(Element data from apps and pages)
====

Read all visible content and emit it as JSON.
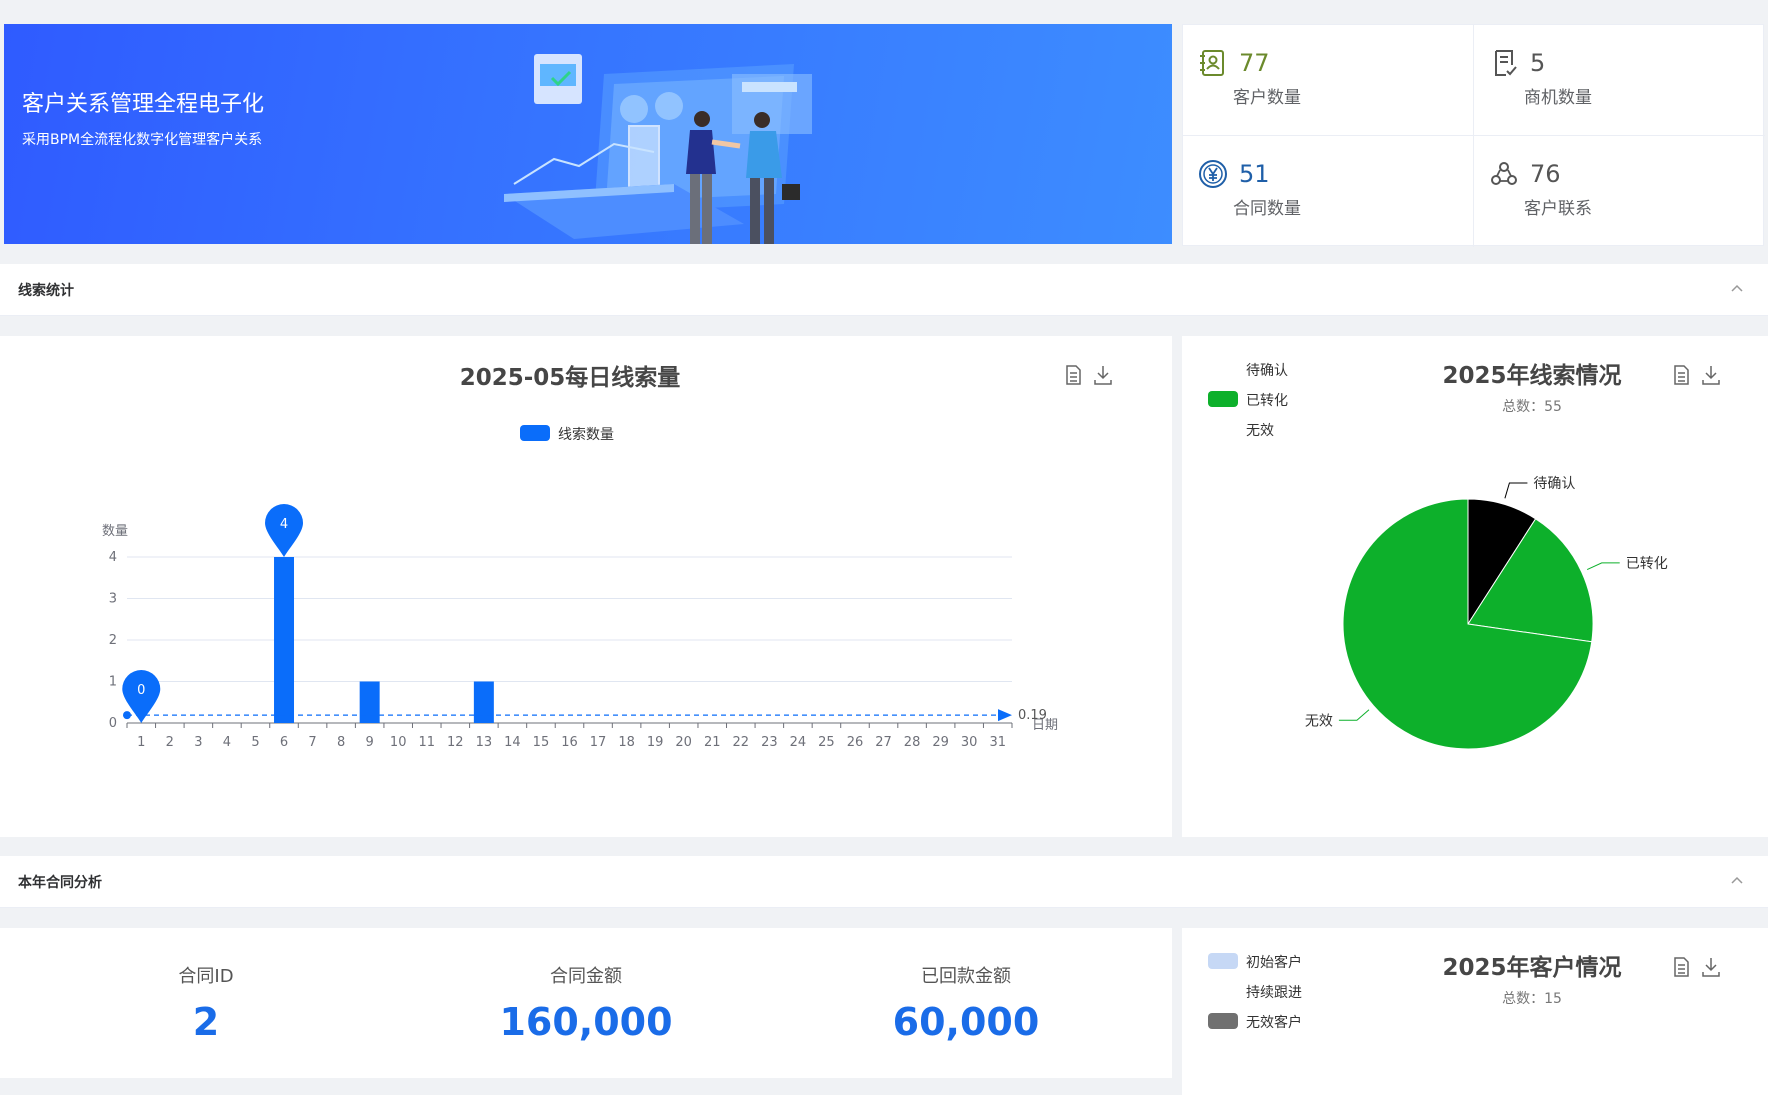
{
  "banner": {
    "title": "客户关系管理全程电子化",
    "subtitle": "采用BPM全流程化数字化管理客户关系"
  },
  "stats": [
    {
      "value": "77",
      "label": "客户数量",
      "icon": "contact-book-icon",
      "color": "#6b8a2c"
    },
    {
      "value": "5",
      "label": "商机数量",
      "icon": "document-check-icon",
      "color": "#555555"
    },
    {
      "value": "51",
      "label": "合同数量",
      "icon": "yuan-coin-icon",
      "color": "#1f5fa8"
    },
    {
      "value": "76",
      "label": "客户联系",
      "icon": "people-network-icon",
      "color": "#555555"
    }
  ],
  "sections": {
    "leads": "线索统计",
    "contracts": "本年合同分析"
  },
  "icons": {
    "collapse": "chevron-up-icon",
    "view_data": "data-view-icon",
    "download": "download-icon"
  },
  "contract_metrics": [
    {
      "label": "合同ID",
      "value": "2"
    },
    {
      "label": "合同金额",
      "value": "160,000"
    },
    {
      "label": "已回款金额",
      "value": "60,000"
    }
  ],
  "chart_data": [
    {
      "type": "bar",
      "title": "2025-05每日线索量",
      "xlabel": "日期",
      "ylabel": "数量",
      "categories": [
        "1",
        "2",
        "3",
        "4",
        "5",
        "6",
        "7",
        "8",
        "9",
        "10",
        "11",
        "12",
        "13",
        "14",
        "15",
        "16",
        "17",
        "18",
        "19",
        "20",
        "21",
        "22",
        "23",
        "24",
        "25",
        "26",
        "27",
        "28",
        "29",
        "30",
        "31"
      ],
      "series": [
        {
          "name": "线索数量",
          "color": "#0a6dfa",
          "values": [
            0,
            0,
            0,
            0,
            0,
            4,
            0,
            0,
            1,
            0,
            0,
            0,
            1,
            0,
            0,
            0,
            0,
            0,
            0,
            0,
            0,
            0,
            0,
            0,
            0,
            0,
            0,
            0,
            0,
            0,
            0
          ]
        }
      ],
      "ylim": [
        0,
        4
      ],
      "yticks": [
        "0",
        "1",
        "2",
        "3",
        "4"
      ],
      "mark_points": [
        {
          "label": "4",
          "category": "6",
          "value": 4
        },
        {
          "label": "0",
          "category": "1",
          "value": 0
        }
      ],
      "mark_line": {
        "label": "0.19",
        "value": 0.19
      },
      "grid": true,
      "legend": "top-center"
    },
    {
      "type": "pie",
      "title": "2025年线索情况",
      "subtitle": "总数：55",
      "legend": "top-left",
      "slices": [
        {
          "name": "待确认",
          "value": 5,
          "color": "#000000"
        },
        {
          "name": "已转化",
          "value": 10,
          "color": "#0db02b"
        },
        {
          "name": "无效",
          "value": 40,
          "color": "#0db02b"
        }
      ]
    },
    {
      "type": "pie",
      "title": "2025年客户情况",
      "subtitle": "总数：15",
      "legend": "top-left",
      "slices": [
        {
          "name": "初始客户",
          "color": "#c6d8f5"
        },
        {
          "name": "持续跟进",
          "color": "#ffffff"
        },
        {
          "name": "无效客户",
          "color": "#707070"
        }
      ]
    }
  ]
}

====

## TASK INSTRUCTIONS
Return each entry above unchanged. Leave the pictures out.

## SOLUTION FOR THIS PROBLEM
Read all visible content and emit it as JSON.
{
  "banner": {
    "title": "客户关系管理全程电子化",
    "subtitle": "采用BPM全流程化数字化管理客户关系"
  },
  "stats": [
    {
      "value": "77",
      "label": "客户数量",
      "icon": "contact-book-icon",
      "color": "#6b8a2c"
    },
    {
      "value": "5",
      "label": "商机数量",
      "icon": "document-check-icon",
      "color": "#555555"
    },
    {
      "value": "51",
      "label": "合同数量",
      "icon": "yuan-coin-icon",
      "color": "#1f5fa8"
    },
    {
      "value": "76",
      "label": "客户联系",
      "icon": "people-network-icon",
      "color": "#555555"
    }
  ],
  "sections": {
    "leads": "线索统计",
    "contracts": "本年合同分析"
  },
  "icons": {
    "collapse": "chevron-up-icon",
    "view_data": "data-view-icon",
    "download": "download-icon"
  },
  "contract_metrics": [
    {
      "label": "合同ID",
      "value": "2"
    },
    {
      "label": "合同金额",
      "value": "160,000"
    },
    {
      "label": "已回款金额",
      "value": "60,000"
    }
  ],
  "chart_data": [
    {
      "type": "bar",
      "title": "2025-05每日线索量",
      "xlabel": "日期",
      "ylabel": "数量",
      "categories": [
        "1",
        "2",
        "3",
        "4",
        "5",
        "6",
        "7",
        "8",
        "9",
        "10",
        "11",
        "12",
        "13",
        "14",
        "15",
        "16",
        "17",
        "18",
        "19",
        "20",
        "21",
        "22",
        "23",
        "24",
        "25",
        "26",
        "27",
        "28",
        "29",
        "30",
        "31"
      ],
      "series": [
        {
          "name": "线索数量",
          "color": "#0a6dfa",
          "values": [
            0,
            0,
            0,
            0,
            0,
            4,
            0,
            0,
            1,
            0,
            0,
            0,
            1,
            0,
            0,
            0,
            0,
            0,
            0,
            0,
            0,
            0,
            0,
            0,
            0,
            0,
            0,
            0,
            0,
            0,
            0
          ]
        }
      ],
      "ylim": [
        0,
        4
      ],
      "yticks": [
        "0",
        "1",
        "2",
        "3",
        "4"
      ],
      "mark_points": [
        {
          "label": "4",
          "category": "6",
          "value": 4
        },
        {
          "label": "0",
          "category": "1",
          "value": 0
        }
      ],
      "mark_line": {
        "label": "0.19",
        "value": 0.19
      },
      "grid": true,
      "legend": "top-center"
    },
    {
      "type": "pie",
      "title": "2025年线索情况",
      "subtitle": "总数：55",
      "legend": "top-left",
      "slices": [
        {
          "name": "待确认",
          "value": 5,
          "color": "#000000"
        },
        {
          "name": "已转化",
          "value": 10,
          "color": "#0db02b"
        },
        {
          "name": "无效",
          "value": 40,
          "color": "#0db02b"
        }
      ]
    },
    {
      "type": "pie",
      "title": "2025年客户情况",
      "subtitle": "总数：15",
      "legend": "top-left",
      "slices": [
        {
          "name": "初始客户",
          "color": "#c6d8f5"
        },
        {
          "name": "持续跟进",
          "color": "#ffffff"
        },
        {
          "name": "无效客户",
          "color": "#707070"
        }
      ]
    }
  ]
}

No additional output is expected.